» Description of the task:
Keep the text of the data exactly as it is and omit each picture from the copy.

» Data:
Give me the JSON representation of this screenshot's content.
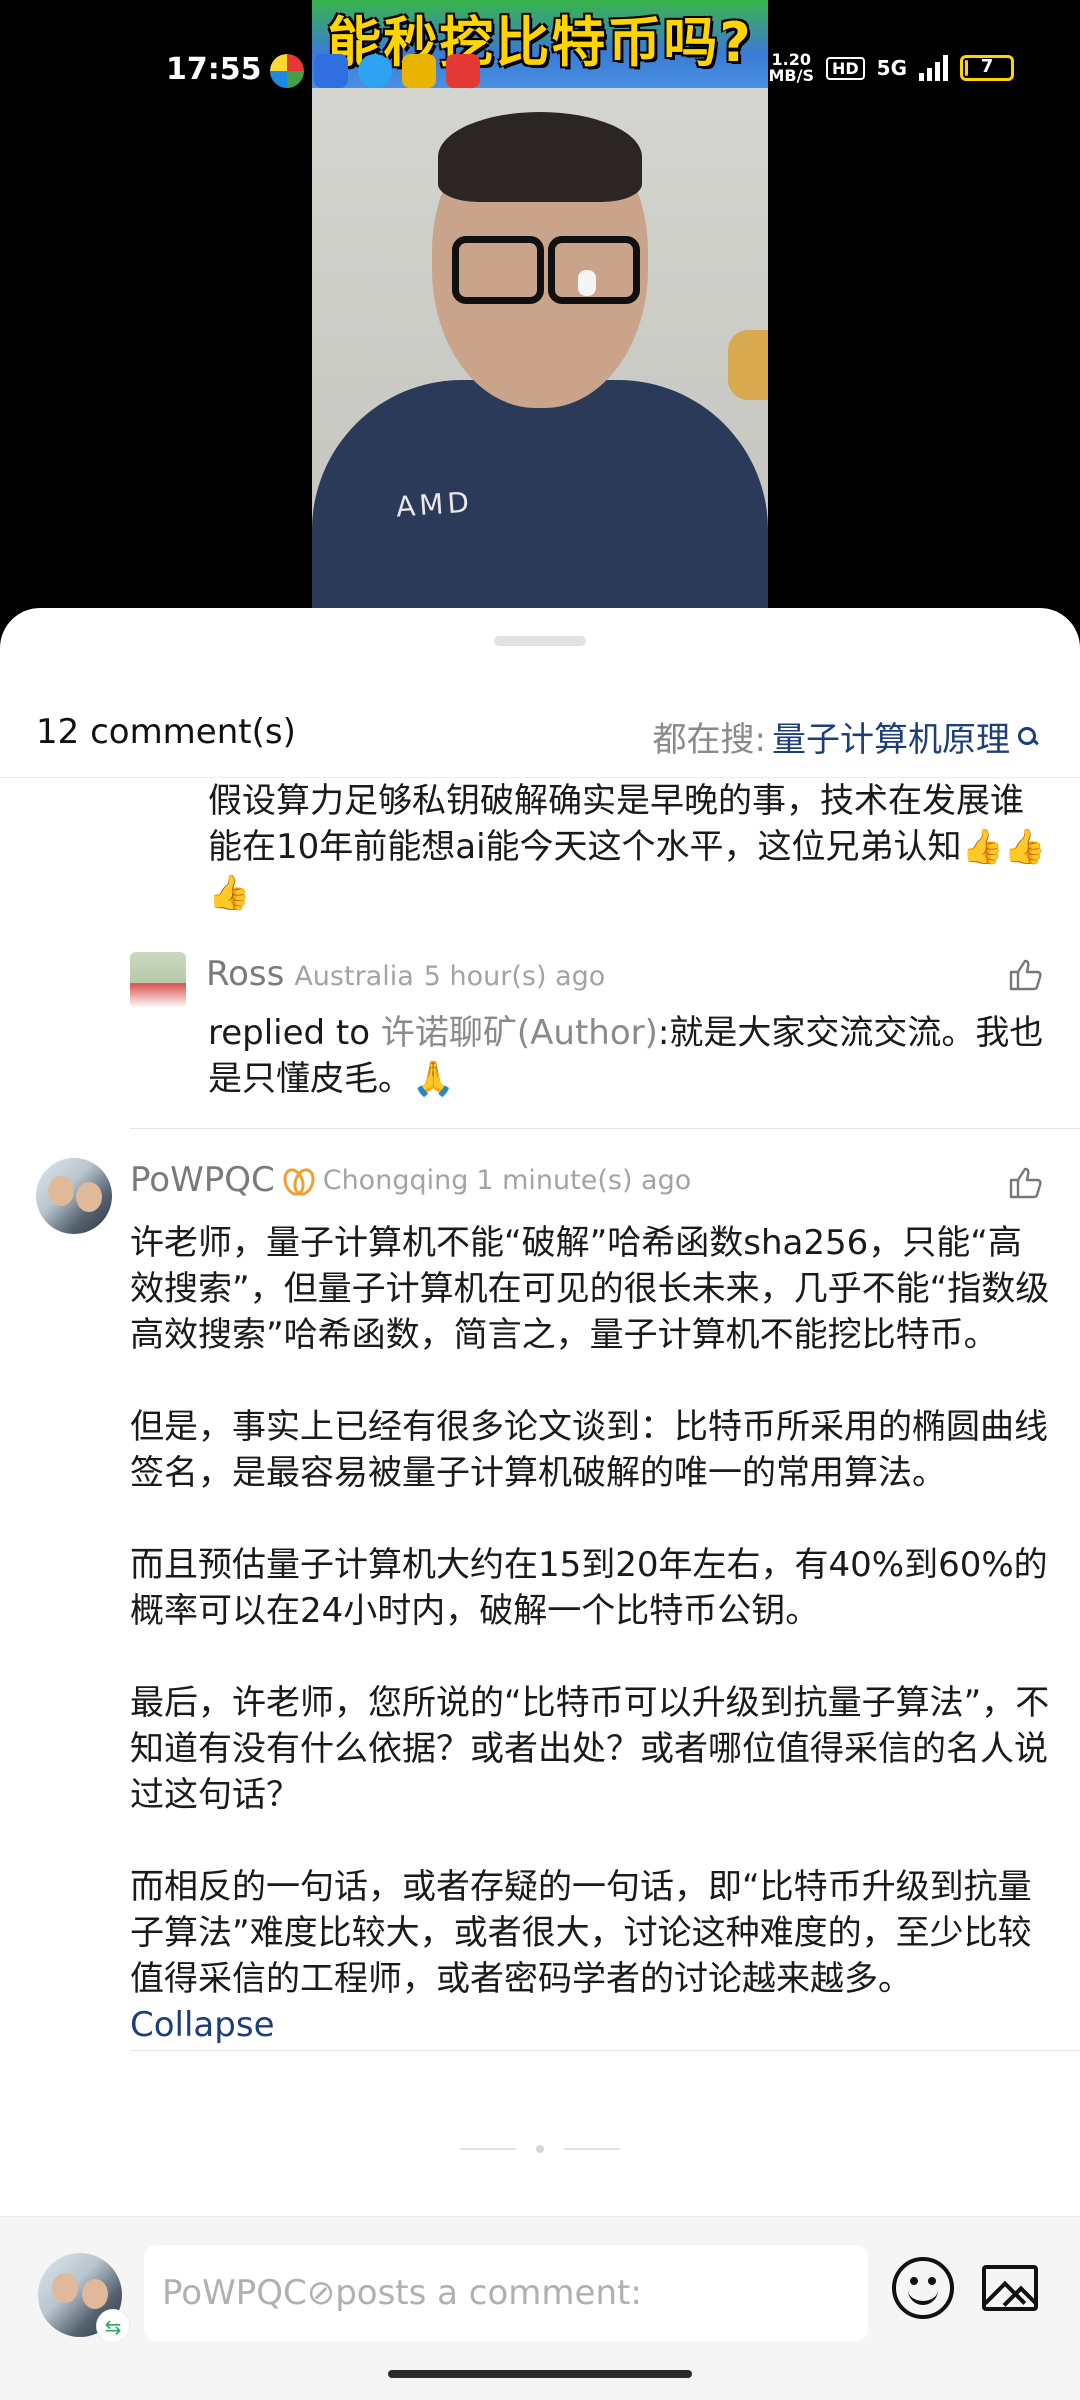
{
  "status_bar": {
    "time": "17:55",
    "net_speed_value": "1.20",
    "net_speed_unit": "MB/S",
    "hd_label": "HD",
    "network_type": "5G",
    "battery_level": "7"
  },
  "video": {
    "title_overlay": "能秒挖比特币吗?",
    "shirt_text": "AMD"
  },
  "header": {
    "comment_count": "12 comment(s)",
    "search_prefix": "都在搜:",
    "search_term": "量子计算机原理"
  },
  "previous_comment_tail": {
    "text": "假设算力足够私钥破解确实是早晚的事，技术在发展谁能在10年前能想ai能今天这个水平，这位兄弟认知👍👍👍"
  },
  "reply": {
    "name": "Ross",
    "location": "Australia",
    "time": "5 hour(s) ago",
    "prefix": " replied to ",
    "author": "许诺聊矿(Author)",
    "text": ":就是大家交流交流。我也是只懂皮毛。🙏"
  },
  "main_comment": {
    "name": "PoWPQC",
    "location": "Chongqing",
    "time": "1 minute(s) ago",
    "paragraphs": [
      "许老师，量子计算机不能“破解”哈希函数sha256，只能“高效搜索”，但量子计算机在可见的很长未来，几乎不能“指数级高效搜索”哈希函数，简言之，量子计算机不能挖比特币。",
      "但是，事实上已经有很多论文谈到：比特币所采用的椭圆曲线签名，是最容易被量子计算机破解的唯一的常用算法。",
      "而且预估量子计算机大约在15到20年左右，有40%到60%的概率可以在24小时内，破解一个比特币公钥。",
      "最后，许老师，您所说的“比特币可以升级到抗量子算法”，不知道有没有什么依据？或者出处？或者哪位值得采信的名人说过这句话？",
      "而相反的一句话，或者存疑的一句话，即“比特币升级到抗量子算法”难度比较大，或者很大，讨论这种难度的，至少比较值得采信的工程师，或者密码学者的讨论越来越多。"
    ],
    "collapse_label": "Collapse"
  },
  "input_bar": {
    "placeholder": "PoWPQC⊘posts a comment:",
    "switch_glyph": "⇆"
  },
  "colors": {
    "link": "#1d3e7a",
    "meta_gray": "#a3a3a3",
    "badge_orange": "#f0a030"
  }
}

» Solution to this problem:
Give me the JSON representation of this screenshot's content.
{
  "status_bar": {
    "time": "17:55",
    "net_speed_value": "1.20",
    "net_speed_unit": "MB/S",
    "hd_label": "HD",
    "network_type": "5G",
    "battery_level": "7"
  },
  "video": {
    "title_overlay": "能秒挖比特币吗?",
    "shirt_text": "AMD"
  },
  "header": {
    "comment_count": "12 comment(s)",
    "search_prefix": "都在搜:",
    "search_term": "量子计算机原理"
  },
  "previous_comment_tail": {
    "text": "假设算力足够私钥破解确实是早晚的事，技术在发展谁能在10年前能想ai能今天这个水平，这位兄弟认知👍👍👍"
  },
  "reply": {
    "name": "Ross",
    "location": "Australia",
    "time": "5 hour(s) ago",
    "prefix": " replied to ",
    "author": "许诺聊矿(Author)",
    "text": ":就是大家交流交流。我也是只懂皮毛。🙏"
  },
  "main_comment": {
    "name": "PoWPQC",
    "location": "Chongqing",
    "time": "1 minute(s) ago",
    "paragraphs": [
      "许老师，量子计算机不能“破解”哈希函数sha256，只能“高效搜索”，但量子计算机在可见的很长未来，几乎不能“指数级高效搜索”哈希函数，简言之，量子计算机不能挖比特币。",
      "但是，事实上已经有很多论文谈到：比特币所采用的椭圆曲线签名，是最容易被量子计算机破解的唯一的常用算法。",
      "而且预估量子计算机大约在15到20年左右，有40%到60%的概率可以在24小时内，破解一个比特币公钥。",
      "最后，许老师，您所说的“比特币可以升级到抗量子算法”，不知道有没有什么依据？或者出处？或者哪位值得采信的名人说过这句话？",
      "而相反的一句话，或者存疑的一句话，即“比特币升级到抗量子算法”难度比较大，或者很大，讨论这种难度的，至少比较值得采信的工程师，或者密码学者的讨论越来越多。"
    ],
    "collapse_label": "Collapse"
  },
  "input_bar": {
    "placeholder": "PoWPQC⊘posts a comment:",
    "switch_glyph": "⇆"
  },
  "colors": {
    "link": "#1d3e7a",
    "meta_gray": "#a3a3a3",
    "badge_orange": "#f0a030"
  }
}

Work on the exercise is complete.